Most of us have beliefs that we hold as truths and rarely question. These are not necessarily controversial things, but rather everyday notions that settled in our brain a long time ago and have not been reconsidered since. In The Stories We Tell Ourselves, we will present some common assumptions we’ve heard from friends and colleagues regarding everyday travels and take a closer look to get you thinking about, and reconsidering, some long held notions you may have about the way you commute. This week we tackle driving!
Driving is so much more convenient than the [train], [bus], [bike]!
Sure, it can seem like jumping in the car right outside of your house and driving directly to your destination is the most convenient way to get out and about, but when you closely consider elements of your actual trip, driving may be less convenient than you think.
While beginning your commute in your driveway offers convenience, once you hit the street things may take an unpleasant turn. Austin’s traffic has been ranked the 4th worst among US Metro areas and studies predict that travel times will only get longer as the population grows and the region continues to add an estimated 120 cars to our roadways every day.

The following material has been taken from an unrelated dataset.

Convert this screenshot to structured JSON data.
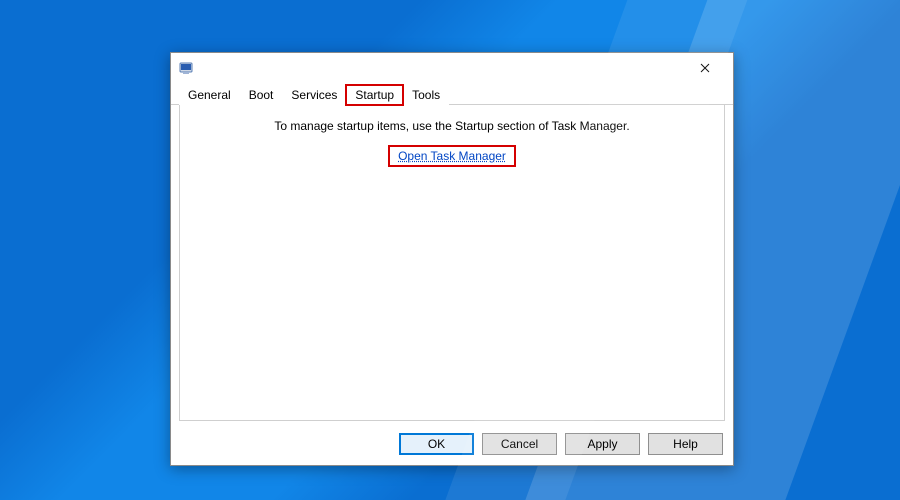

When you reach your destination, how long do you spend looking for parking? Circling the block to look for a spot near your destination largely contributes to downtown traffic, while also wasting gas and valuable time. Plus, not only can it be time consuming to look for parking, but 1 in 5 urban crashes occur while looking for parking!

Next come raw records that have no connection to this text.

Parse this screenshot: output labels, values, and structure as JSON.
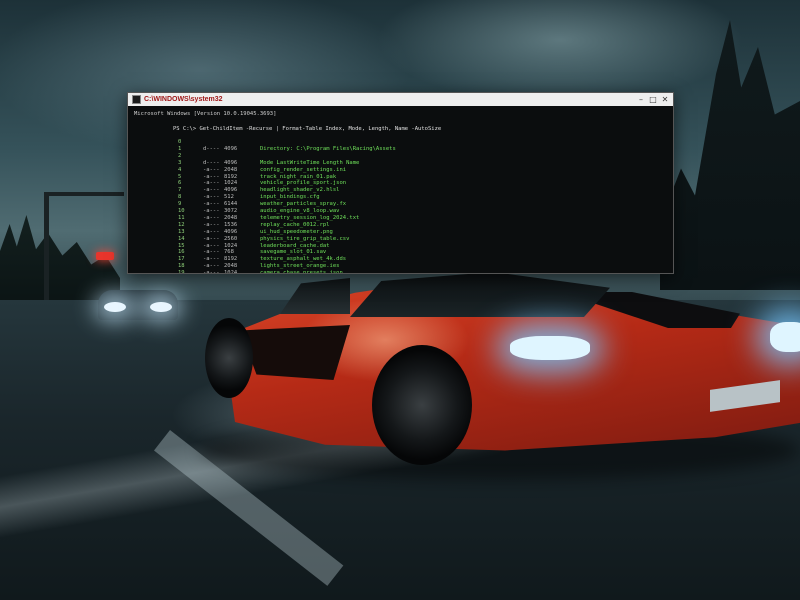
{
  "terminal": {
    "title": "C:\\WINDOWS\\system32",
    "controls": {
      "minimize": "–",
      "maximize": "□",
      "close": "✕"
    },
    "path_line": "Microsoft Windows [Version 10.0.19045.3693]",
    "command": "PS C:\\> Get-ChildItem -Recurse | Format-Table Index, Mode, Length, Name -AutoSize",
    "rows": [
      {
        "idx": "0",
        "a": "",
        "b": "",
        "text": ""
      },
      {
        "idx": "1",
        "a": "d----",
        "b": "4096",
        "text": "Directory: C:\\Program Files\\Racing\\Assets"
      },
      {
        "idx": "2",
        "a": "",
        "b": "",
        "text": ""
      },
      {
        "idx": "3",
        "a": "d----",
        "b": "4096",
        "text": "Mode  LastWriteTime  Length  Name"
      },
      {
        "idx": "4",
        "a": "-a---",
        "b": "2048",
        "text": "config_render_settings.ini"
      },
      {
        "idx": "5",
        "a": "-a---",
        "b": "8192",
        "text": "track_night_rain_01.pak"
      },
      {
        "idx": "6",
        "a": "-a---",
        "b": "1024",
        "text": "vehicle_profile_sport.json"
      },
      {
        "idx": "7",
        "a": "-a---",
        "b": "4096",
        "text": "headlight_shader_v2.hlsl"
      },
      {
        "idx": "8",
        "a": "-a---",
        "b": "512",
        "text": "input_bindings.cfg"
      },
      {
        "idx": "9",
        "a": "-a---",
        "b": "6144",
        "text": "weather_particles_spray.fx"
      },
      {
        "idx": "10",
        "a": "-a---",
        "b": "3072",
        "text": "audio_engine_v8_loop.wav"
      },
      {
        "idx": "11",
        "a": "-a---",
        "b": "2048",
        "text": "telemetry_session_log_2024.txt"
      },
      {
        "idx": "12",
        "a": "-a---",
        "b": "1536",
        "text": "replay_cache_0012.rpl"
      },
      {
        "idx": "13",
        "a": "-a---",
        "b": "4096",
        "text": "ui_hud_speedometer.png"
      },
      {
        "idx": "14",
        "a": "-a---",
        "b": "2560",
        "text": "physics_tire_grip_table.csv"
      },
      {
        "idx": "15",
        "a": "-a---",
        "b": "1024",
        "text": "leaderboard_cache.dat"
      },
      {
        "idx": "16",
        "a": "-a---",
        "b": "768",
        "text": "savegame_slot_01.sav"
      },
      {
        "idx": "17",
        "a": "-a---",
        "b": "8192",
        "text": "texture_asphalt_wet_4k.dds"
      },
      {
        "idx": "18",
        "a": "-a---",
        "b": "2048",
        "text": "lights_street_orange.ies"
      },
      {
        "idx": "19",
        "a": "-a---",
        "b": "1024",
        "text": "camera_chase_presets.json"
      },
      {
        "idx": "20",
        "a": "-a---",
        "b": "512",
        "text": "version.txt"
      }
    ]
  },
  "wallpaper": {
    "description_icon": "sports-car-wallpaper"
  }
}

So what is convenience? Is it time spent? Start a journal for a week. Track the time you spend driving and what you do while driving. Some people might spend more time actually traveling when they use the train, bus or carpool, but will also experience the additional “convenience” benefit of doing other things while travelling: reading, watching The Sopranos, texting friends. All things considered, driving alone may not turn out to be a better use of time.
- Bike parking is typically located near the front door. No need to circle, just cruise on up and take your spot!
- If you use transit, you don’t even have to consider parking; you can read, answer emails, and get work done during the trip!
Driving is the safest option!
Pretend for a moment that car ads show reality rather than an ideal vision to get you buying their product. Rather than featuring a car cruising along a great empty highway, they would inform us that there a lot of cars all trying to go fast at the same time, which often results in a lot of crashes. Car crashes are the #1 killer of people 0-32 years of age.
While there is danger inherent any way you travel, it’s good to take a look at each option more carefully.
- There are only 40 fatalities per year on buses on average in the U.S.!
- The most recent safety stats for Texas list 677 fatal crashes for bicyclists.
You may not immediately feel safe riding your bicycle in traffic, but with practice and maybe some training your confidence will surely grow. And maybe taking the bus or train takes you out of your comfort zone, but if you start small you’ll get it in no time. Try taking the bus to your favorite restaurant over the weekend before riding into work!
Driving is my only option because I have to run errands and will need to carry my stuff.
Never fear! Many smart people have been working on these issues for you and have come up with some great solutions!
Q: What happens if I have a dentist appointment during lunch?
Q: What if I need to pick up some groceries on my way home?
A: Check out these tips for making shopping a breeze.
Q: What if I need to run by Home Depot for a large load?
A: No problem, see how these folks have it handled!
Shopping, whether using your bike or transit, is entirely possible. You could even make lots of new friends as you are asked about your bag full of interesting food perched on the back of your bike. Just don’t buy more than you can carry comfortably. Try stopping by the corner store for a few items to bring with you the next time you use options and see how it goes.
Have we missed something? Let us know in the comments and we may just include your ‘story’ in the next piece.